    • Look for any recently added applications or those that seem unrelated to the one experiencing the error.
    • Deselect the checkbox next to any suspicious applications to prevent them from launching at login. Restart your Mac and see if the error persists.
  • Disable Third-Party Extensions: Certain extensions for applications like Finder or web browsers can introduce conflicts. Here’s how to disable them:

    • Finder Extensions:

      • Open Finder.
      • Go to Finder > Preferences.
      • Click on the Extensions tab.
      • Deselect the checkbox next to any recently installed or non-essential extensions. Restart Finder.
    • Web Browser Extensions:

      • The process for disabling extensions varies slightly depending on your web browser. Consult your browser’s documentation for specific instructions. However, the general idea involves accessing the browser’s settings menu, navigating to the extensions section, and disabling any recently added or suspicious extensions.
  • Isolate the Application: If none of the above methods work, try isolating the application by creating a new user account. This helps determine if the issue is specific to your current user profile or system-wide.

    • Go to System Preferences > Users & Groups.
    • Click the lock icon and enter your administrator password when prompted.
    • Click the + button to create a new user account.
    • Log out of your current account and log in to the new one.
    • Try running the application in the new user account. If the error doesn’t occur, it suggests a problem with your original user profile settings or corrupted files.
  1. Reinstall the Application:

If the error persists after trying the above steps, reinstalling the application might be necessary. This ensures a clean installation and eliminates the possibility of corrupted application files.

  • Uninstall the application following its specific uninstallation instructions (consult the application’s documentation or website for guidance).
  • Download a fresh copy of the application from a trusted source (ideally the developer’s website).
  • Reinstall the application and try running it again.
  1. Seek Additional Help:

If none of the troubleshooting steps resolve the issue, consider seeking help from the application’s developer or Apple Support.

  • The application developer’s website might have troubleshooting guides or forums where you can find solutions specific to the application.
  • Apple Support offers various resources, including online articles, phone support, and in-person assistance at Apple Stores.

By following these steps systematically, you should be able to effectively troubleshoot the “errordomain=nscocoaerrordomain&errormessage=opgegeven opdracht niet gevonden.&errorcode=4” error and get your Mac applications functioning normally again.
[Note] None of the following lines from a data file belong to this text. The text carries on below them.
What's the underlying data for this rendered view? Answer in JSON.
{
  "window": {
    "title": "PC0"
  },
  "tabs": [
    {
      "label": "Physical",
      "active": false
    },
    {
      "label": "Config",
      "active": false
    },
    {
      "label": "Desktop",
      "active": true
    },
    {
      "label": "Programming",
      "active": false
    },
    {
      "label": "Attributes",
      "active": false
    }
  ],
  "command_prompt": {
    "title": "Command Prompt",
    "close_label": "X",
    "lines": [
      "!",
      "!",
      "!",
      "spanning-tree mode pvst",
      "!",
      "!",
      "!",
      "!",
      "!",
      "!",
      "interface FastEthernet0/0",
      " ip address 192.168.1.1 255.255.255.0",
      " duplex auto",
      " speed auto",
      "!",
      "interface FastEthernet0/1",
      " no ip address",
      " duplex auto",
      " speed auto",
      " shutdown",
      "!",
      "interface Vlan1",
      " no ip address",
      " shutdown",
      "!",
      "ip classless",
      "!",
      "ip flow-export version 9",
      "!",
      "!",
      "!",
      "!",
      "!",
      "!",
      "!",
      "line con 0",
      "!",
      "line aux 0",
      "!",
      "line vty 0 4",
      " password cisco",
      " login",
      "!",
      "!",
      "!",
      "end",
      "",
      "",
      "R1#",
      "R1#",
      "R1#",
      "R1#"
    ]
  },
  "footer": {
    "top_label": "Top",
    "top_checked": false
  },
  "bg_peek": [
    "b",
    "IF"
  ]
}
Remember, if the issue persists, don’t hesitate to leverage the resources offered by application developers and Apple Support.